I’ve had a semi-complicated relationship with the concept of employment. While I was in school (including college), my parents basically forbid me from getting a job. This is mostly because of my sister, who got a job in high school and stopped caring about school after that. She dropped out of college and my parents didn’t want me to do that. So, after getting my Bachelor’s and Master’s, the world of employment finally opened up to me. Unfortunately, my first two “jobs” were just unpaid internships that were more busy work than anything else. Put simply, my employers weren’t all that good and didn’t really need me. So, instead, I consider my first official “job” to be the first one that actually payed me. And that job had me working at a prison.
I’m going to purposefully be vague about my employers and the prison itself. Simply put, I don’t remember signing any kind of “non-disclosure agreement,” but I don’t remember NOT signing something like that either. I’m just trying to legally cover my ass.
So, around October of 2015, I caught wind of a job at a local community college. It was a teaching job, which I was mildly interested in pursuing. So, with some help, I got an interview. To make a long story short, I got the job. However, through a series of rather hard to explain circumstances, instead of teaching at the college itself, the powers that be decided to put me in their program helping prisoners get their GEDs. Thus, my first official job was working for a college at a prison.
The term “prison” is honestly a bit harsh in this case. The facility I was teaching in was considered more like a “re-entry center.” This means that the prisoners, or “residents,” I was teaching were within 3 years of re-entering society. I would consider the whole facility more on the “light security” side. Still, being the child of a police officer, I was really nervous about what I would see as an employee in this prison. Would I see make-shift weapons everywhere? Were all the people I’d see hardened criminals? Would I be afraid for my life every day? Turns out, the answer to all these questions was No.
See, I taught in the GED program for the facility. In order to even be granted permission to get in this program, the residents had to be in their absolute best behavior. This means no contraband violations, no violence, etc. So, for the most part, my students were just regular guys who wanted to further their own education and get their GED. Honestly, I met some nice people in there, including my favorite student who was very philosophical and well read.

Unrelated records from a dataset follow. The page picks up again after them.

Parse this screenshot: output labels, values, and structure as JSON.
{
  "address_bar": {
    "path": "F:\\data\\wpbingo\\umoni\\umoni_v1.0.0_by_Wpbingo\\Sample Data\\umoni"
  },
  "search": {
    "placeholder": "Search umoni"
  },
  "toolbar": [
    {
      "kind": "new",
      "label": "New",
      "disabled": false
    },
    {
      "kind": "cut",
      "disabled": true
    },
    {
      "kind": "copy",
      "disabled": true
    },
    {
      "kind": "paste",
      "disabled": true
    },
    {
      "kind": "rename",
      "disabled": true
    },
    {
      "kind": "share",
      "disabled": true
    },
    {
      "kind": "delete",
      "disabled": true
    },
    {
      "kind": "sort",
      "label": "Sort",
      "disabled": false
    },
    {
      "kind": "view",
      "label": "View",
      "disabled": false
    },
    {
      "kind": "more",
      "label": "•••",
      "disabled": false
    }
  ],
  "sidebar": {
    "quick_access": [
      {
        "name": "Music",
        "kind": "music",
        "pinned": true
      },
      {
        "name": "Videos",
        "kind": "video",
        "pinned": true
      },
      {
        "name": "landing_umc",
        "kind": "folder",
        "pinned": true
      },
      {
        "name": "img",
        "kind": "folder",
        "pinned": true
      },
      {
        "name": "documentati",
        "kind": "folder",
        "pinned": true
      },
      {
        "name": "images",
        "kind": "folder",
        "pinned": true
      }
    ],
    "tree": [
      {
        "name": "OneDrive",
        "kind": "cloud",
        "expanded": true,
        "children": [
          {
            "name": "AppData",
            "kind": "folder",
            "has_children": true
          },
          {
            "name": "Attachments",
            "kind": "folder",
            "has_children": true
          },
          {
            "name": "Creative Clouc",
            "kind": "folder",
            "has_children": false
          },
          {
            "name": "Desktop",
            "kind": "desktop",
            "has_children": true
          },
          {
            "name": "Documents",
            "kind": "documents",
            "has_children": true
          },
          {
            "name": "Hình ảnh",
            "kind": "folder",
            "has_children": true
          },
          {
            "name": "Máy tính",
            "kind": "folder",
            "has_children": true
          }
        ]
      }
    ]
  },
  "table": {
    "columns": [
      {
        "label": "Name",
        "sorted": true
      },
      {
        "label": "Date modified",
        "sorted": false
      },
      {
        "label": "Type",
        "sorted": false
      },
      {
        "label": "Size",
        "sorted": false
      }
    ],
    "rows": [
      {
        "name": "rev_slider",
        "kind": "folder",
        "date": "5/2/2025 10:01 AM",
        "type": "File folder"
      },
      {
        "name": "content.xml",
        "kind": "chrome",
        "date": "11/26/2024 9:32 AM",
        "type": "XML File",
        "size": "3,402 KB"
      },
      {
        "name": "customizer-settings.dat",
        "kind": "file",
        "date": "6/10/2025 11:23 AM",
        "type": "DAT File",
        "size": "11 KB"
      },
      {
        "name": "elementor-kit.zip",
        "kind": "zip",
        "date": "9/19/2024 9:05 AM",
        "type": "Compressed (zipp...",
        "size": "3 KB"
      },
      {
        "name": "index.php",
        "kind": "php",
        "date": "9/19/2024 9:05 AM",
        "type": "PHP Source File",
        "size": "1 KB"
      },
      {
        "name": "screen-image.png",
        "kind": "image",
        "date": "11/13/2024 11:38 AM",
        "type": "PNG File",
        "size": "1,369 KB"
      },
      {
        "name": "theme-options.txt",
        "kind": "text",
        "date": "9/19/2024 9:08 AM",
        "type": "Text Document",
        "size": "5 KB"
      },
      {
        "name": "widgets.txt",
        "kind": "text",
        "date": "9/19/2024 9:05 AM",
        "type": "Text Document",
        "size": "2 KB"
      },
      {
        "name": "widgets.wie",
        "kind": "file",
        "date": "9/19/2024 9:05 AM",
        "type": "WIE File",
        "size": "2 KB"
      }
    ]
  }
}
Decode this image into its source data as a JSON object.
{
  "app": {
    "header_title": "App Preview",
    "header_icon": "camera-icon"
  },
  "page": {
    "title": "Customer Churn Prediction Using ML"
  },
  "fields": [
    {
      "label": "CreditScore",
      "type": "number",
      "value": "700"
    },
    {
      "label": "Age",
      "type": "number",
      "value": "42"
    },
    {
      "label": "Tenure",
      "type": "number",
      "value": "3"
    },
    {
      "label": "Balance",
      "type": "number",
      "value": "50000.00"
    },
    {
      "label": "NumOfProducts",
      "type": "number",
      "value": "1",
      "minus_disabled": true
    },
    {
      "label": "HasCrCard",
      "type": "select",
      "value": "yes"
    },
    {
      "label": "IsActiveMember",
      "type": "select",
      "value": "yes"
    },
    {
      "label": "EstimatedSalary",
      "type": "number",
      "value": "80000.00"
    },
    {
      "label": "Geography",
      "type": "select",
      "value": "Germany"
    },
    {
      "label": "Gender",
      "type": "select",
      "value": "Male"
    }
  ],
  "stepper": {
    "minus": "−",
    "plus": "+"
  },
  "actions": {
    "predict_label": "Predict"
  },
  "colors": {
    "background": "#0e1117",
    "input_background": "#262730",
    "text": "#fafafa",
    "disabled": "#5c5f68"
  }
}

That’s not to say their weren’t any incidents in the 5 months I worked at the facility. One of my students came in so high one day that he couldn’t even sit down. (I asked an officer once how they can even get that stuff. All I got in response was “They always find a way.”) There was an incident involving a violent inmate attacking a nurse. Not to mention a big ordeal involving “pornographic contraband” that got one of my coworkers fired. But the incidents were never TOO violent. (The nurse was mostly shocked, if I remember correctly.)
The real trouble came from the people running the place. See, there was an entire bureaucracy to the place that always left a bad taste in my mouth. It felt like teaching with my hands tied behind my back. The students were always asking for supplies that we ran out of quickly. To get new supplies, the facility needed to approve of the supplies, inspect them, submit written approvals, blah blah blah. To give you an example of bureaucracy screwing us over, let me tell you about the computer lab. My main classroom was the computer lab where I would tutor people at different levels of education. The Lab had a total of about 16 computers. At one point, for 6 weeks, we had only 3 computers that actually worked. In order to fix those computers, there had to be an entire process that the facility outright refused to start doing, effectively holding the computers hostage until some contract with the college pulled through or something. To be honest, the whole thing was confusing and it left me pretty angry.
Working at a prison was a challenge, but it was rewarding for me. By working at this prison, I found out I had a knack for teaching. Now I work for the college directly teaching classes in a normal classroom. Would I recommend working for a prison? Well, you definitely get a sense of what the prisoners go through. You get an appreciation for your own life. But still, no, I wouldn’t really recommend it if only because the people in charge can sometimes be very petty.